EXERCISE DIRECTIONS:
What lines of the data below include the word "Gifts"? Report them by copying each.

-- DATA SUPPLIED follows --

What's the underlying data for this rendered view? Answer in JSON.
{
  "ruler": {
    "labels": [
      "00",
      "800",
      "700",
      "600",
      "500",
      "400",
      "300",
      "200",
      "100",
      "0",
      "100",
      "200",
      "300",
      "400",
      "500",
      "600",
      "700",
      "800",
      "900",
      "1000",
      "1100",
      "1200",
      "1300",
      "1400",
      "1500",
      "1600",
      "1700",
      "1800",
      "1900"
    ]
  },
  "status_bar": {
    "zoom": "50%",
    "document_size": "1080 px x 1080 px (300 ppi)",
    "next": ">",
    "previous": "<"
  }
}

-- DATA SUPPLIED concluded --
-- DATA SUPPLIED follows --

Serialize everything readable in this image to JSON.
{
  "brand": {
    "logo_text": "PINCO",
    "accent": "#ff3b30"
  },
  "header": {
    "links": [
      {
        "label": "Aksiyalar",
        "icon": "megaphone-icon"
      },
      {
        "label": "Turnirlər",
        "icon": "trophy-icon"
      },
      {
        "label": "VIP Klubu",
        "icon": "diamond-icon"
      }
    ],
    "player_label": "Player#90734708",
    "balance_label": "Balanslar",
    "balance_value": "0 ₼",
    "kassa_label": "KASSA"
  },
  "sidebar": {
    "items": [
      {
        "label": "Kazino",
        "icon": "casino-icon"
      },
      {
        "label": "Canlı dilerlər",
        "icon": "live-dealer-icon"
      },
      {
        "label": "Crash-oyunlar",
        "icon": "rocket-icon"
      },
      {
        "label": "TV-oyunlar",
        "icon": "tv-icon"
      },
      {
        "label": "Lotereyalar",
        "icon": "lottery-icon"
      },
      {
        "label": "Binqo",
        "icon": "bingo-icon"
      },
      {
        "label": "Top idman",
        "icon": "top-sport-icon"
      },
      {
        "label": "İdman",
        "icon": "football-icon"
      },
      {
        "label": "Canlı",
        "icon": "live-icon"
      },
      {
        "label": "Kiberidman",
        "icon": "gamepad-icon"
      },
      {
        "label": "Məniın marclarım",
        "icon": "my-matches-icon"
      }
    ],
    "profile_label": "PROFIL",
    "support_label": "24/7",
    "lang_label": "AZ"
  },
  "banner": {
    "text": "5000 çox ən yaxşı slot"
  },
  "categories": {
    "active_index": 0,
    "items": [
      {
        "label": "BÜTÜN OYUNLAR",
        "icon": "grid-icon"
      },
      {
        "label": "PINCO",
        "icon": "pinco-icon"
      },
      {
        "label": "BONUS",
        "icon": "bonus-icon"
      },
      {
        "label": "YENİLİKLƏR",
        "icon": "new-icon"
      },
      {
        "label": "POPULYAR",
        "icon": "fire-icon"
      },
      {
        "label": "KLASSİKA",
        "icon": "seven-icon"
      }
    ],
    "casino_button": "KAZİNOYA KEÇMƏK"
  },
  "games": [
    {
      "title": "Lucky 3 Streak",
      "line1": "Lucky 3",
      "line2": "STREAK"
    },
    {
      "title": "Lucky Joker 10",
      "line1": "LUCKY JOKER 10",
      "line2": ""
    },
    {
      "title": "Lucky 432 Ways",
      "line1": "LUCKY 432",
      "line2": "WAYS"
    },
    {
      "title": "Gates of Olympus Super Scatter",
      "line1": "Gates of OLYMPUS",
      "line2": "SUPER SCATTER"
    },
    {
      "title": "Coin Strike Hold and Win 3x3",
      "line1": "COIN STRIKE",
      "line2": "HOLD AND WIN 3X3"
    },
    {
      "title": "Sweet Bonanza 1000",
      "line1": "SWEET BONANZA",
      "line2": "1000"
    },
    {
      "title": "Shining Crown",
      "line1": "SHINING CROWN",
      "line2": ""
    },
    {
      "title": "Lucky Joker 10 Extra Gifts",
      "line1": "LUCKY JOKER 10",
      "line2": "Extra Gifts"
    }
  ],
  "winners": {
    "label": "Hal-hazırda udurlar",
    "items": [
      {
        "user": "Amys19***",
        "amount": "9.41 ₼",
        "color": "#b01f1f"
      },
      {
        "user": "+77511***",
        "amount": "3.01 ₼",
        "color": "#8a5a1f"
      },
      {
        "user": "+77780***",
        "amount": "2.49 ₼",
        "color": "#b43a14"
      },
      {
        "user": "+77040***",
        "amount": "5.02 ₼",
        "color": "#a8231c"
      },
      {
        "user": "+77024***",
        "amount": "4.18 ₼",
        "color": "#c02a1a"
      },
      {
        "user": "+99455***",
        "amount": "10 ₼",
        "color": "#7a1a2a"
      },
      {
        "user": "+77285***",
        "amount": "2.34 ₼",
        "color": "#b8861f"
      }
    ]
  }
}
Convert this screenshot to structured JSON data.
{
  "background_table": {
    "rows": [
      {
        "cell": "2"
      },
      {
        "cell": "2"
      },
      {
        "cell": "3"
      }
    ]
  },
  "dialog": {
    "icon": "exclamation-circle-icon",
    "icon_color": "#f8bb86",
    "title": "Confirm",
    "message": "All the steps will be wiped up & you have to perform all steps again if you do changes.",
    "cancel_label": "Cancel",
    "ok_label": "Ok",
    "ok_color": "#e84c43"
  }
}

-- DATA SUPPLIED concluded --

COMPLETED EXERCISE:
      "title": "Lucky Joker 10 Extra Gifts",
      "line2": "Extra Gifts"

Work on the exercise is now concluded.